Drawing from personal and friends’ experiences, I’ll offer a step-by-step guide on the nuanced task of writing a neighborly letter about fence issues in this article.
- Understand the Purpose: Know why you’re writing the letter to your neighbor about the fence.
- Keep it Friendly and Respectful: Maintain a cordial tone throughout the letter.
- Clearly State Your Concerns: Be precise about your fence-related issues or proposals.
- Offer Solutions: Suggest feasible solutions or compromises.
- Encourage Open Communication: Invite your neighbor to discuss the matter further.
- Provide Contact Information: Make it easy for your neighbor to respond.
Understanding the Purpose of Your Letter
First, it’s essential to understand why you’re writing this letter. Is it to address a boundary issue, request maintenance, propose a new fence, or resolve a dispute? Identifying your purpose will shape the tone and content of your letter.
Step 1: Start with a Friendly Greeting
Begin your letter with a friendly greeting. Even if the issue is serious, a cordial opening sets a positive tone. For instance:
Dear [Neighbor’s Name],
I hope this letter finds you well. I wanted to discuss something that’s been on my mind recently concerning our shared fence.
Step 2: Clearly State Your Concerns
Be clear about the issue at hand. Whether it’s repair needs, boundary concerns, or aesthetic changes, state your case plainly. For example:
I’ve noticed that the fence between our properties is showing signs of wear, particularly on the north side.
Step 3: Offer Solutions or Suggestions
After stating the issue, propose a solution or ask for their input. This shows you’re open to collaboration. You might say:
I was thinking it might be time for some repairs. Perhaps we could share the cost or discuss other solutions that work for both of us.
Step 4: Encourage Open Communication
Invite your neighbor to discuss the matter further. This can be through a face-to-face conversation, a phone call, or another letter. For example:
I would love to hear your thoughts on this matter. Please feel free to reach out to me at your convenience so we can discuss this further.
Step 5: Conclude with a Positive Note
End your letter on a friendly note, reinforcing the idea of neighborly cooperation. For example:
Thank you for taking the time to read my letter. I look forward to working together to resolve this issue amicably.
I once had to write a letter to my neighbor about a fence that was damaged during a storm.
I followed these steps, emphasizing the need for a quick solution due to safety concerns. We ended up sharing the repair costs and even built a better relationship through the process.
- Personalize Your Letter: Tailor your letter to your specific situation and the relationship you have with your neighbor.
- Keep It Brief and To the Point: Avoid overly long explanations.
- Document Everything: Keep a copy of the letter for your records.
- Follow Up: If you don’t hear back in a reasonable time, consider a polite follow-up.

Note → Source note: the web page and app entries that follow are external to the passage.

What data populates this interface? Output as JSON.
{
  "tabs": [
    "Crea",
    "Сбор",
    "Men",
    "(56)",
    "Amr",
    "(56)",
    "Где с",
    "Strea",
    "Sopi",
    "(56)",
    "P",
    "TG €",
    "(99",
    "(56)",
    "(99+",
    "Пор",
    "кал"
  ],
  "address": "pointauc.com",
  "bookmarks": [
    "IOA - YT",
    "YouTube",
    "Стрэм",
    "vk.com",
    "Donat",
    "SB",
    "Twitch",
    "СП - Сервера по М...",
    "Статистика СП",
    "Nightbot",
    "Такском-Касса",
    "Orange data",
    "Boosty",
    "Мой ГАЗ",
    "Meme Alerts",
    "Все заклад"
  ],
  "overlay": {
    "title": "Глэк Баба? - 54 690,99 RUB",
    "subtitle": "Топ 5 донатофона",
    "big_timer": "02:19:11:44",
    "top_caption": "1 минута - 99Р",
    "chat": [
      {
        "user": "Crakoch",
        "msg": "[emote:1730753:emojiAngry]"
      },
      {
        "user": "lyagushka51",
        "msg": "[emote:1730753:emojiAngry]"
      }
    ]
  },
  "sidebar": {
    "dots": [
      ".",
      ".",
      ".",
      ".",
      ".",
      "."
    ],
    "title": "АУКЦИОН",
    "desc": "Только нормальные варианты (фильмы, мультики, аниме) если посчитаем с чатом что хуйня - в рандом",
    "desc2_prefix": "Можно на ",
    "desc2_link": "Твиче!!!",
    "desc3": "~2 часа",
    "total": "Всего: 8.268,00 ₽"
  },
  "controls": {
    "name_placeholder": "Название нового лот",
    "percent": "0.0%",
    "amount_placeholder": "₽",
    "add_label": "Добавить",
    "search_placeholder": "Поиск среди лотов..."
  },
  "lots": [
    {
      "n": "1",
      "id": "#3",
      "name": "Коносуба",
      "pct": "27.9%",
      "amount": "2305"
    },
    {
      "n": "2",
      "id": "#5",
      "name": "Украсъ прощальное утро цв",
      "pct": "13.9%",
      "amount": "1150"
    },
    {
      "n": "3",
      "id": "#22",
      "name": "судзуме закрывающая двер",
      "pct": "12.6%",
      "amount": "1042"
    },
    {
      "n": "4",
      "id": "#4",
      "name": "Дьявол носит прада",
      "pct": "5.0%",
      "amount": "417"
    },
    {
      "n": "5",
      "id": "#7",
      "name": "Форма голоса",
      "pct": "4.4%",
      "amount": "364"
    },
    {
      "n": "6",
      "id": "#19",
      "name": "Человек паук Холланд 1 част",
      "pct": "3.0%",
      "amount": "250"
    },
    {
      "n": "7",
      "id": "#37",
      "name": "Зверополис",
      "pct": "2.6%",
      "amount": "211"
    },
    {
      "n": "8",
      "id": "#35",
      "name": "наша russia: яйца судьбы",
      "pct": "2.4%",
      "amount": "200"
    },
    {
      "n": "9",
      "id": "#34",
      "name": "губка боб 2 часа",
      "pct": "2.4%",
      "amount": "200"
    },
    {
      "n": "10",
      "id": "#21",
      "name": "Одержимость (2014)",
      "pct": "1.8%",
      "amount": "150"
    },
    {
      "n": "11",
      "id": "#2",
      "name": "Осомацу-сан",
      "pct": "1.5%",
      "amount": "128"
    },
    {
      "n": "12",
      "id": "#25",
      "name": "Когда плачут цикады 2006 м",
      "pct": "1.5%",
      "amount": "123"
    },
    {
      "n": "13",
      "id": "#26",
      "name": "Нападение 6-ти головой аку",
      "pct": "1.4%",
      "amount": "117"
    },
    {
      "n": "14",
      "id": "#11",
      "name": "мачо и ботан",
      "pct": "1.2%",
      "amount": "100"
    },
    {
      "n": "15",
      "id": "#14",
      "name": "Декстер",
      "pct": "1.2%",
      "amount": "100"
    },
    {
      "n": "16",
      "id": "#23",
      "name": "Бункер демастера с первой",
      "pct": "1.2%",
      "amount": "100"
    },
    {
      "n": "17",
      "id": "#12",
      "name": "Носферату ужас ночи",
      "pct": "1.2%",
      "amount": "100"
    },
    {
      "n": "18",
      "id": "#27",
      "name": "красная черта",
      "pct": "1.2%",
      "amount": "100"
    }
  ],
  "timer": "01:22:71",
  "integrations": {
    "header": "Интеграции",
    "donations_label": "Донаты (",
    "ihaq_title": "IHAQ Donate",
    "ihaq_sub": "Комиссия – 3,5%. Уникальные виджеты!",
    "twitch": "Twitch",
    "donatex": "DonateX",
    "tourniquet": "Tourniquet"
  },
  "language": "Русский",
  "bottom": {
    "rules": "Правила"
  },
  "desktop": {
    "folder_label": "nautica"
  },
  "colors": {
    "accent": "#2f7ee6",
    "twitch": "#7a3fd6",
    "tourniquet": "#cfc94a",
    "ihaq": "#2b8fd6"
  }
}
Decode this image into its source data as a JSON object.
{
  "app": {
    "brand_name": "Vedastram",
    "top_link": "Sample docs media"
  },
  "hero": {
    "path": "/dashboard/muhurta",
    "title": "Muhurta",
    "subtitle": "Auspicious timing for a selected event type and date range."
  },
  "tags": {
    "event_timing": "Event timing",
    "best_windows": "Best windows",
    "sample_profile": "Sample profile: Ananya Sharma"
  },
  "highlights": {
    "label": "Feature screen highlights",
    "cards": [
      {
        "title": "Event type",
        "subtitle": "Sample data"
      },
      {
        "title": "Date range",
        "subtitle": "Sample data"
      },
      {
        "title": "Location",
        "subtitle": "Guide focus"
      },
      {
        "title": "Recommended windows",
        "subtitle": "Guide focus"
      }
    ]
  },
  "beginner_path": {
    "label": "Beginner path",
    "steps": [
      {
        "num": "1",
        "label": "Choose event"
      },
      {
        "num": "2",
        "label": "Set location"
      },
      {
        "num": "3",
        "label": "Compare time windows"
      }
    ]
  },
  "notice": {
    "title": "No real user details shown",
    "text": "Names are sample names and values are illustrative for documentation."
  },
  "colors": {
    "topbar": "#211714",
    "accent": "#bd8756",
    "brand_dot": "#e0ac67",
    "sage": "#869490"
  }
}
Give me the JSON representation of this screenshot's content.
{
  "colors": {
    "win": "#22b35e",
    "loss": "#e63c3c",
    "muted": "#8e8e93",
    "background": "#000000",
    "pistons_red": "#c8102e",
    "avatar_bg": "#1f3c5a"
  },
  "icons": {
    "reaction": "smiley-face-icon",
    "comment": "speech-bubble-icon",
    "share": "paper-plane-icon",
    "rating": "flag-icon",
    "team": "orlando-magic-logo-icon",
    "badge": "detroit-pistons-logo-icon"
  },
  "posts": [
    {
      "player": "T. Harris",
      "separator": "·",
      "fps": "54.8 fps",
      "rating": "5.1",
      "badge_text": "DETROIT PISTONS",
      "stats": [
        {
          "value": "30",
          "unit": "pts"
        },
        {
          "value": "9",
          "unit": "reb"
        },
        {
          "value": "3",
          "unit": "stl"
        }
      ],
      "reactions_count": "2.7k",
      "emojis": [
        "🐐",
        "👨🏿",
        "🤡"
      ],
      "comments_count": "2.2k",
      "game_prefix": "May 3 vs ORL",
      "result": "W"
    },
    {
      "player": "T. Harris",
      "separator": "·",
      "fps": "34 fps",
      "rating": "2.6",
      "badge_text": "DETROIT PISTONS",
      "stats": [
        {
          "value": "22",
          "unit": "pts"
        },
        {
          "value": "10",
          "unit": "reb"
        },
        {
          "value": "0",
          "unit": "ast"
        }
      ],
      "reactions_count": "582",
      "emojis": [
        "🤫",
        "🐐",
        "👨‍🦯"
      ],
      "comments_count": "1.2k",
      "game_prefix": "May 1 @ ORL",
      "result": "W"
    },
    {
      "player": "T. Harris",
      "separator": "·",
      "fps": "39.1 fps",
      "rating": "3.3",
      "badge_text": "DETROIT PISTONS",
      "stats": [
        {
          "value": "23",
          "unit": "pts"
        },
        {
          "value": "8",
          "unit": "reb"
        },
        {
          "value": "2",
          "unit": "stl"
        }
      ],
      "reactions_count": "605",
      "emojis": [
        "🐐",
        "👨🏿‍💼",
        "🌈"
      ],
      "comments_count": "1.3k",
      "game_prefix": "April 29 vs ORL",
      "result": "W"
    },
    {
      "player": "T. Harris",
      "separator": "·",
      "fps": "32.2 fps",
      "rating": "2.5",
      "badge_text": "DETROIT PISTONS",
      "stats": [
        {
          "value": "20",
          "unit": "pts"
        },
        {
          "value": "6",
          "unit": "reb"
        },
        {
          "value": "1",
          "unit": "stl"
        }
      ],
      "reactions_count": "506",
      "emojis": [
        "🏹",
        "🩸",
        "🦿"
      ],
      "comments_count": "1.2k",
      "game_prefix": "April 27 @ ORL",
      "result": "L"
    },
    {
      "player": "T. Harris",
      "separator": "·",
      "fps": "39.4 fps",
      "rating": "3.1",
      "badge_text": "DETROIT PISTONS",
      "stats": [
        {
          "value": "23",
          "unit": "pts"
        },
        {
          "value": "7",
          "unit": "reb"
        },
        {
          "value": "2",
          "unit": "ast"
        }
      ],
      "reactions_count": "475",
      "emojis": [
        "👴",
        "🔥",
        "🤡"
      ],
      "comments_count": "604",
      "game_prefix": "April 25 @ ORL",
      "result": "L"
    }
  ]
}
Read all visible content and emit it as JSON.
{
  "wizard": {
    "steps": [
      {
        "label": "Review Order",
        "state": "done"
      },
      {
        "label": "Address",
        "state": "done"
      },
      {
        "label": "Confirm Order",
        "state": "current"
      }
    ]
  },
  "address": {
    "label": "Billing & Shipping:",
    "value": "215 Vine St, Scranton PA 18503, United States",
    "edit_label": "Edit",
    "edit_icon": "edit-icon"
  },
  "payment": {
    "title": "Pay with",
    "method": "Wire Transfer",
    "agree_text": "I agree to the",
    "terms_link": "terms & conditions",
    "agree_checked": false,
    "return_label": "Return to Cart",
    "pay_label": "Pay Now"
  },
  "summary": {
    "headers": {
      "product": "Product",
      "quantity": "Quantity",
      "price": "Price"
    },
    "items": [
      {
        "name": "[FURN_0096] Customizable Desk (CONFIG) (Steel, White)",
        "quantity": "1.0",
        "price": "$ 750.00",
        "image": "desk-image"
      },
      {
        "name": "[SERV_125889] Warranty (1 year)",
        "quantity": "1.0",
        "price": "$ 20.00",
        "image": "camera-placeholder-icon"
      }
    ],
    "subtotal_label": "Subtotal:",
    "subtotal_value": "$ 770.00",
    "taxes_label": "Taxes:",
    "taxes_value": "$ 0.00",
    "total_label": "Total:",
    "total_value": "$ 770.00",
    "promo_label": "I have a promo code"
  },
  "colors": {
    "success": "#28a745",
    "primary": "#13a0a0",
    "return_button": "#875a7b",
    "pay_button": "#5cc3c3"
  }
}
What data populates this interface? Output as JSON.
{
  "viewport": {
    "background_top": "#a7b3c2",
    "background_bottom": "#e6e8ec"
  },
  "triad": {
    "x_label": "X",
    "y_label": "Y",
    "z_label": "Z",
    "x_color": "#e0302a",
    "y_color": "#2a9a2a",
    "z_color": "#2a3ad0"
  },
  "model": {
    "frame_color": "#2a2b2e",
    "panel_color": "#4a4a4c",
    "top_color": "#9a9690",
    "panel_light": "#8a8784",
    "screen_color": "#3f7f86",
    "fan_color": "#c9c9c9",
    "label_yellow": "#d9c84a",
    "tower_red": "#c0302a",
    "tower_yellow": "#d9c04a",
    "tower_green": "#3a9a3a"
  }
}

Frequently Asked Questions (FAQs)
Q: Why should I write a letter to my neighbor about repairing their fence?
Answer: Writing a letter to your neighbor about repairing their fence is a polite way to inform them of the problem while also maintaining a good relationship with them. It also ensures that the fence remains in good condition and is safe for everyone in the neighborhood.
Q: What should I include in the letter?
Answer: You should start with a friendly greeting, explain the problem, express your concern, offer assistance, and end on a positive note. Be specific about the problem and offer solutions or suggestions for repair.
Q: Should I mention the cost of repair in the letter?
Answer: If you’re willing to split the cost of repair with your neighbor, you can mention it in the letter. However, if you’re not willing to share the cost or you’re unsure about it, it’s better to avoid mentioning it.
Q: What if my neighbor doesn’t respond to the letter?
Answer: If your neighbor doesn’t respond to the letter, you can follow up with them in person or by phone. If they still don’t respond or refuse to repair the fence, you can contact your local government or homeowner’s association for assistance.
Q: Is it necessary to send a letter by mail or can I deliver it in person?
Answer: You can deliver the letter in person, but it’s better to send it by mail so that your neighbor has time to read and consider it without feeling pressured. Additionally, sending a letter by mail provides a written record of the communication in case there are any disputes later on.